The late summer and early autumn months are traditionally warmest of the year in coastal California, as the marine layer tends to become suppressed and offshore winds occasionally allow hotter air to encroach from the east. But the late August and early September heatwave that California just endured was on an entirely different level than those historically experienced–breaking (and, in many cases, shattering) temperature records of all kinds. Countless daily (and monthly) temperature records were set statewide, and this heatwave continued the already record-breaking streak of 100+ degree days across much of the Central Valley. Overnight temperatures stayed well above average daytime highs in many places, and new all-time “warmest minimum” records were set. Quite a few coastal or near-coastal California cities matched or exceeded their all-time temperature records for any month–an impressive list that spans from the North Coast (Eureka) to the central coast (San Luis Obispo) and apparently even includes (amazingly) the Farallon Islands in the midst of California’s cold oceanic upwelling zone. Easily the most amazing statistic during this extraordinary event was the fall of downtown San Francisco’s all-time temperature record, where the observed 106 degrees surged past the previous hottest temperature (103) in 147 years of record keeping.
It might not be a surprise, therefore, that summer 2017 was officially California’s hottest on record (and much of the Labor Day heatwave actually fell out outside of the formal June-August definition of “summer”). In fact, 2017 broke (by a considerable margin) the previous record set…just last year, in 2016. Indeed, this year once again puts an exclamation point on a sustained, long-term warming trend over the past century in California.
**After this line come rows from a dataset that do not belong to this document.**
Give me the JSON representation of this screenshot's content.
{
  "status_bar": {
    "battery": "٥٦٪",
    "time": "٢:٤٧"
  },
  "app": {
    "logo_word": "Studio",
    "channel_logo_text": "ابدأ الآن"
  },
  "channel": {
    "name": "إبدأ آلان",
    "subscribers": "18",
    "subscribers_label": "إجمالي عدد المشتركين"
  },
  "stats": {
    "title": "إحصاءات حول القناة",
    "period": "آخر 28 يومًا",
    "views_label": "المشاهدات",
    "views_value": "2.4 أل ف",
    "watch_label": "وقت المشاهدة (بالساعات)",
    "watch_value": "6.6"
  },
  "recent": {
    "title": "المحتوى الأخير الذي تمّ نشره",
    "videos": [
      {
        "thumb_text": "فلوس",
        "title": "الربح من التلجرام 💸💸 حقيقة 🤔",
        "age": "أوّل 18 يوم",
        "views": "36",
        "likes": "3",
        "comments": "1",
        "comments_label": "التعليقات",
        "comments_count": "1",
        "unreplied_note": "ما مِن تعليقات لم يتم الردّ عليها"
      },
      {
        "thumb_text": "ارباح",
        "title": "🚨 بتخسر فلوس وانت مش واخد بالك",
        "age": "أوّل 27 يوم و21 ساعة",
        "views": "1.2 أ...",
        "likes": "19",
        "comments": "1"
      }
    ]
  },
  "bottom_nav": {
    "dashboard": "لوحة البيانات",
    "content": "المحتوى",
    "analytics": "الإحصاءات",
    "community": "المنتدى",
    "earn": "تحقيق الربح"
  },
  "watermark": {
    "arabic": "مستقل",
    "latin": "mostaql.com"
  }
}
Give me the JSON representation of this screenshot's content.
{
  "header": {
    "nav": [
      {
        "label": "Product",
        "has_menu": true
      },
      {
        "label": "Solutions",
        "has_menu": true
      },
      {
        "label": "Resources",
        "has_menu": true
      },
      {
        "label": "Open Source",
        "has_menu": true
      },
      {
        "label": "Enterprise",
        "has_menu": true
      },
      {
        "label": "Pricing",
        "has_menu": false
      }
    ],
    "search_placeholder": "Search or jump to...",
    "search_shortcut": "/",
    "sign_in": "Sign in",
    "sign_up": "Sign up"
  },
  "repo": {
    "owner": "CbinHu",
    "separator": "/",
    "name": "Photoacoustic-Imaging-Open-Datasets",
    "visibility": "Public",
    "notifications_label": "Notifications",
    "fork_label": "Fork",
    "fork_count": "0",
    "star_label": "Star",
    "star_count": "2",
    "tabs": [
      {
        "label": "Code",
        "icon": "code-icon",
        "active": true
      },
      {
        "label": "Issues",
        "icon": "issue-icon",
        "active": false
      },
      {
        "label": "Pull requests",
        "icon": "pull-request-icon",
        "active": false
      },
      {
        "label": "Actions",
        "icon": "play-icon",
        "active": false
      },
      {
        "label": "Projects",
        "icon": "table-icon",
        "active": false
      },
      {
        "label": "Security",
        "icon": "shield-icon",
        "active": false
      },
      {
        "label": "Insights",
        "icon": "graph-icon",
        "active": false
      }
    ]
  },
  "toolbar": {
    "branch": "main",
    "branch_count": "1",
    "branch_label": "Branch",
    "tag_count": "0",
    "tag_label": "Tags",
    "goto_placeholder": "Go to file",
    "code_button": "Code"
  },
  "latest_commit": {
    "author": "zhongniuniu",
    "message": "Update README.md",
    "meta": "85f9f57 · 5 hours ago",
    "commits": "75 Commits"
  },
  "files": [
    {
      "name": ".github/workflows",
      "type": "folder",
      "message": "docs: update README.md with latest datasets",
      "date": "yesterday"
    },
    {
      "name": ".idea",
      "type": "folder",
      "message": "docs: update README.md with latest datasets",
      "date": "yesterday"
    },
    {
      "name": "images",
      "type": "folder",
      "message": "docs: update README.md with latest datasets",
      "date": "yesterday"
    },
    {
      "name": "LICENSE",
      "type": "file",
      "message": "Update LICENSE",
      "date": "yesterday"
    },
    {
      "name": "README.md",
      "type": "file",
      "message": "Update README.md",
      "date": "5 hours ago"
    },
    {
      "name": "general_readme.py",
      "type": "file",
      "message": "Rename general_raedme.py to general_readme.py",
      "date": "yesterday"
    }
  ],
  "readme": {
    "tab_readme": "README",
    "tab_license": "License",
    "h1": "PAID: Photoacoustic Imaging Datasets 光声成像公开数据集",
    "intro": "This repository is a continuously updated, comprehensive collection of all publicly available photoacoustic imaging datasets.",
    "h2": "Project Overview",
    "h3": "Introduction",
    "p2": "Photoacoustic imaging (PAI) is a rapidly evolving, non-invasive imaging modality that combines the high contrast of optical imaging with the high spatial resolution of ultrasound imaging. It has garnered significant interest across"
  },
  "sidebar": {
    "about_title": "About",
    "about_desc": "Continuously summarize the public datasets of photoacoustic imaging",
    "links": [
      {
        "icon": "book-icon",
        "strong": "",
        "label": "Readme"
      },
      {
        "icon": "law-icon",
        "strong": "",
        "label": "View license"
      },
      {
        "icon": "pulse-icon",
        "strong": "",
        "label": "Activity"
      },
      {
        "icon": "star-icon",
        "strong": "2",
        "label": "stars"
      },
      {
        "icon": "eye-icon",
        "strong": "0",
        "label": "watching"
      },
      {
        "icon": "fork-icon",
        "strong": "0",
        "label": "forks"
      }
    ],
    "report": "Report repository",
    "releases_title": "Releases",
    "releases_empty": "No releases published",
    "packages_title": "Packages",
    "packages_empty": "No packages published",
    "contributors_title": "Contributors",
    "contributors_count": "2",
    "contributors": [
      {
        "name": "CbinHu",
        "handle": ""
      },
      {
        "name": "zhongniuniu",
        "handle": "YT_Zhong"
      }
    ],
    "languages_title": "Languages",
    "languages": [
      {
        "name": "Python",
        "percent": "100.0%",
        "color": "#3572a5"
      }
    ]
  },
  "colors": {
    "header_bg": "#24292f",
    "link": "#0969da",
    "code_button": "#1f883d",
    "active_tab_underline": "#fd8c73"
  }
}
Increasing frequency and intensity of extreme heatwaves is one of the clearest hallmarks of our warming climate, and it’s likely that “extreme” temperatures like those experienced this summer will become fairly routine in just a few decades.
California has experienced a sustained long-term warming trend in summer, and 2017 was the warmest season on record. Image: NOAA/NCDC